14. Tree Quad

Photo: Isobel Holling

The Tree Quad is located at the junction of two fields on the land of the previous owner, Professor Haldane, who had built and owned the house ‘Cherwell’ here. The larger mature trees in the quad were preserved from his small holding and were originally on the field boundaries. The sycamore (Acer pseudoplatanus) and two Norway maples (Acer platanoides) are remarkable survivals. The construction of the buildings that form the quadrangle are extremely close to the trees which were already becoming mature.
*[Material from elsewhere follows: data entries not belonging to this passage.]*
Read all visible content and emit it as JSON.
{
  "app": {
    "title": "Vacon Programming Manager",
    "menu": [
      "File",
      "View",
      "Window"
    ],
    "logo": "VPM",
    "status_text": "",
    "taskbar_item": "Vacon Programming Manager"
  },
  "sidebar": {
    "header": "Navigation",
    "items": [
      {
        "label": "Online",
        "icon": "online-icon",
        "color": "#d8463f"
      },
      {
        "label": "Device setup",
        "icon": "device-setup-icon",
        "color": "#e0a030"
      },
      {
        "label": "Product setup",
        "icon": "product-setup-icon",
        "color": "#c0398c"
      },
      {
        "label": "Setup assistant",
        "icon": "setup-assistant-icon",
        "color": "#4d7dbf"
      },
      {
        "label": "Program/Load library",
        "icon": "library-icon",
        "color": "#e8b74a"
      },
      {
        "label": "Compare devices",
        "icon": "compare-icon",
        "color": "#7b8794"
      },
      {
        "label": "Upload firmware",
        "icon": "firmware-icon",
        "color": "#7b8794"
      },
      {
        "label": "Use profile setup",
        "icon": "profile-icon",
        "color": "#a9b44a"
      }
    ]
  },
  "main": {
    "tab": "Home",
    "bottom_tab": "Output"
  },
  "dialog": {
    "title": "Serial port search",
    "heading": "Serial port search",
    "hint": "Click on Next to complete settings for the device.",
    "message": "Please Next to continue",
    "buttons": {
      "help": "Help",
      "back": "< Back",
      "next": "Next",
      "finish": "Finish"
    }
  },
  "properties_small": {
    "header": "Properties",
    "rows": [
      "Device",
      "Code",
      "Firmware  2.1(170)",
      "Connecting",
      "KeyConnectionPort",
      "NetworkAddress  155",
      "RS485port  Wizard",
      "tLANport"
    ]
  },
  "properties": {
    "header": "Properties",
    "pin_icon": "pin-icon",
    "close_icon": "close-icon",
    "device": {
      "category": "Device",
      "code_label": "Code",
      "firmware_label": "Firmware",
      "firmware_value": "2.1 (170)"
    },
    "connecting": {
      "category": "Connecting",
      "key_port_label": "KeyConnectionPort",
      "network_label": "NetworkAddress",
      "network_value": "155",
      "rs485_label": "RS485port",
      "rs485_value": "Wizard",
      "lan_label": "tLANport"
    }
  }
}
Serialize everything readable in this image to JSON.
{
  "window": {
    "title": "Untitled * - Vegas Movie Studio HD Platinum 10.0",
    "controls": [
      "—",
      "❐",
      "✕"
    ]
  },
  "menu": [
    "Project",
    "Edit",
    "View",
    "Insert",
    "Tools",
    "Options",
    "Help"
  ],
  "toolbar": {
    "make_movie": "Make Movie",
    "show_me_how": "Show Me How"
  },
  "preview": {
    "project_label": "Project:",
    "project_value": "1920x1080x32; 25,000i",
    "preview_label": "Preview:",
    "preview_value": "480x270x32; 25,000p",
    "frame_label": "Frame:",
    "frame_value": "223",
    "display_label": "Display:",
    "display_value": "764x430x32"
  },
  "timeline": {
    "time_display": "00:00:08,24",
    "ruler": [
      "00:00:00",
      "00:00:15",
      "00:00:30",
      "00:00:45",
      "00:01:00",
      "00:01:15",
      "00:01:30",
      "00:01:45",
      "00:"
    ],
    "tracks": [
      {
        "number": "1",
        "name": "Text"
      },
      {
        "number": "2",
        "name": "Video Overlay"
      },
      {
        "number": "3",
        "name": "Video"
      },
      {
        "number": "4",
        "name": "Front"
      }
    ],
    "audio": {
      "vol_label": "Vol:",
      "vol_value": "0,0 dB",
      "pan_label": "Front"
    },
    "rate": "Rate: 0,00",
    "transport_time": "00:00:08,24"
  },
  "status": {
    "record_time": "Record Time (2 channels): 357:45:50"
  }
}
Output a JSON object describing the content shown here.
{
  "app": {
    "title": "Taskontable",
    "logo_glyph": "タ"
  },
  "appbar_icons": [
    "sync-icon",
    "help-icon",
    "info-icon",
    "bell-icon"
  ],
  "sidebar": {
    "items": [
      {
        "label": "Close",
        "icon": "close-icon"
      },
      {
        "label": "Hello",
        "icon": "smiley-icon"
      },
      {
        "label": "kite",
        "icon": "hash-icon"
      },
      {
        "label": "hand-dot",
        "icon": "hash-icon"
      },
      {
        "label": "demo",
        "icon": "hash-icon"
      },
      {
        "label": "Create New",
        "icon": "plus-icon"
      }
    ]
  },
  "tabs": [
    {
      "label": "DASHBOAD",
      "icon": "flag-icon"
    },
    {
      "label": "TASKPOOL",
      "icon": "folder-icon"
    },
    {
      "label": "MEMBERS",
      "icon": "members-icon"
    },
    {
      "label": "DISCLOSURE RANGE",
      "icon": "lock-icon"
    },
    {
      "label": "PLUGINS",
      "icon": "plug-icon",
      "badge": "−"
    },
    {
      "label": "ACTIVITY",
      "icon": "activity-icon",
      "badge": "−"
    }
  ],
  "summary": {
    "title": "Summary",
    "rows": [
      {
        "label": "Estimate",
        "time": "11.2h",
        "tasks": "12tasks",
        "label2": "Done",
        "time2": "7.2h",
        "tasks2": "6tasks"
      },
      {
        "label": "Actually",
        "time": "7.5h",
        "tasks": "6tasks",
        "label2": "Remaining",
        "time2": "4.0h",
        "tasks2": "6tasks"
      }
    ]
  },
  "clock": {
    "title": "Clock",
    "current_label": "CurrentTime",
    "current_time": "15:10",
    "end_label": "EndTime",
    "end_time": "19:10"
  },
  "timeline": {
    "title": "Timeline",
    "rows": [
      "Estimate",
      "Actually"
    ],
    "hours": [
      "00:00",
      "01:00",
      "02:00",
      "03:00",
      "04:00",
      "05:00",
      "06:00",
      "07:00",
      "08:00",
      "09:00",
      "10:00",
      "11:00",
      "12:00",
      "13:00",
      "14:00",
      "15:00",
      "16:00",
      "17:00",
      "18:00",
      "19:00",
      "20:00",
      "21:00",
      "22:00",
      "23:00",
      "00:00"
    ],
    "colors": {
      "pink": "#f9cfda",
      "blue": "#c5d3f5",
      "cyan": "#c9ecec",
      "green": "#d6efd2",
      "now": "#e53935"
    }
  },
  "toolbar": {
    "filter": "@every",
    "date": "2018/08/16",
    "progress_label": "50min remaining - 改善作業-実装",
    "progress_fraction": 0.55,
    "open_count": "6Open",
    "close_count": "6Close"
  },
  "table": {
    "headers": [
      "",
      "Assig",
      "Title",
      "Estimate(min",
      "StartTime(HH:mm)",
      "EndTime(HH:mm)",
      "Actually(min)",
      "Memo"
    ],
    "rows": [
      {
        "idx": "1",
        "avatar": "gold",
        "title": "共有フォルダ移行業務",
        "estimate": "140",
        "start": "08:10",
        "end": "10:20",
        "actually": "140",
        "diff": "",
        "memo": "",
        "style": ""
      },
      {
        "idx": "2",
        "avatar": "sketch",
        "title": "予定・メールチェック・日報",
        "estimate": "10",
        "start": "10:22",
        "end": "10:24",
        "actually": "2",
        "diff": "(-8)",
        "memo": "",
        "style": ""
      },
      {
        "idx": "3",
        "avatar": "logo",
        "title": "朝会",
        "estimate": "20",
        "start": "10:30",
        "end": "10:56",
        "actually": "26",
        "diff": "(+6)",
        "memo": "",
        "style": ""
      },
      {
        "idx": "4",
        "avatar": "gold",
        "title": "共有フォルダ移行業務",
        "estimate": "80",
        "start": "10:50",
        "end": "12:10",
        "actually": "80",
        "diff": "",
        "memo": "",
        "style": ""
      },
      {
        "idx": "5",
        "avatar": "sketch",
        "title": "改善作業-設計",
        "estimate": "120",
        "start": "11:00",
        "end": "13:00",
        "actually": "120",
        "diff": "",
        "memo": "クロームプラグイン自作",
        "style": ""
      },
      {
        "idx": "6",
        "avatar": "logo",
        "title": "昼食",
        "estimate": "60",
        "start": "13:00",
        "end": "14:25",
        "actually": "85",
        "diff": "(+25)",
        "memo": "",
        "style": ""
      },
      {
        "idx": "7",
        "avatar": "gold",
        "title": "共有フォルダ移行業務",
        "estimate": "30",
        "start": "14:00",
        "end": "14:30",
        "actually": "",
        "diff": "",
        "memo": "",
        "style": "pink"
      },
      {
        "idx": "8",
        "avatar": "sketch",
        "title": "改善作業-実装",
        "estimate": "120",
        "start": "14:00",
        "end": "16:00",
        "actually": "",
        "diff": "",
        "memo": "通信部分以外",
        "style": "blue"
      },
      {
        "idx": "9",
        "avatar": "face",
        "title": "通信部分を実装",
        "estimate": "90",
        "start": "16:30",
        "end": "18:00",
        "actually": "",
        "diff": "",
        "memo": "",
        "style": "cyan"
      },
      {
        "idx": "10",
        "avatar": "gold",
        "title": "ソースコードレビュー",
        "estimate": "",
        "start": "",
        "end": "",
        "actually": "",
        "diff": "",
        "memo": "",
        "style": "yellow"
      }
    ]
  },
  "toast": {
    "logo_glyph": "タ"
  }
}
Two College Fellows, Tom Edwardson from the Department of Forestry (now part of Plant Sciences), and Ken Burras who was Superintendent of the University Botanic Garden advised the College to retain as many mature trees on the site as possible. This has given the whole of the College site a much greater feeling of maturity than it would otherwise have had, no more so than in the Tree Quad. Under today’s planning regulations construction work on this scale so close trees at this point in their maturity would not be permitted. However, Tom and Ken knew from experience that there was a strong likelihood that the trees would survive (see the pictures below of the tree quad under construction). We have only recently removed the Norway Maple in the north east corner of the quad as it had become diseased but it has contributed to the scene for more than 50 years.

Photo: Wolfson College Archives

The sycamore has developed into a fine specimen, which makes a huge contribution to the quad and the surrounding area. The other trees were introduced after the quad was completed. The Sargent cherry (Prunus sargentii) planted in 1976 is now fully mature. It produces pink flowers in spring and it reliably produces bright red leaves in October.

The paper bark maple (Acer griseum) was planted in 1986 for its interesting bark and beautiful butter yellow autumn leaf colour; it is only semi-mature.

Photo: George Mather

Bulbs are planted within the grass. They have naturalised and spread very successfully in the four decades since they were planted. A truly sustainable planting, only a relatively small number were planted but they have spread naturally by seed and vegetatively so that there are now thousands of flowers, producing the most delightful pools of colour during the spring and autumn. Crocus tommasinianus forms a large purple pool in the dark winter days of late February. Crocus kotschyanus, which produces delicate lilac flowers at the south end of the quad during October, has formed an unusually large population for this species, which is normally slow to develop; they are rarely seen grown en masse in gardens.

Walter Sawyer and Tim Hitchens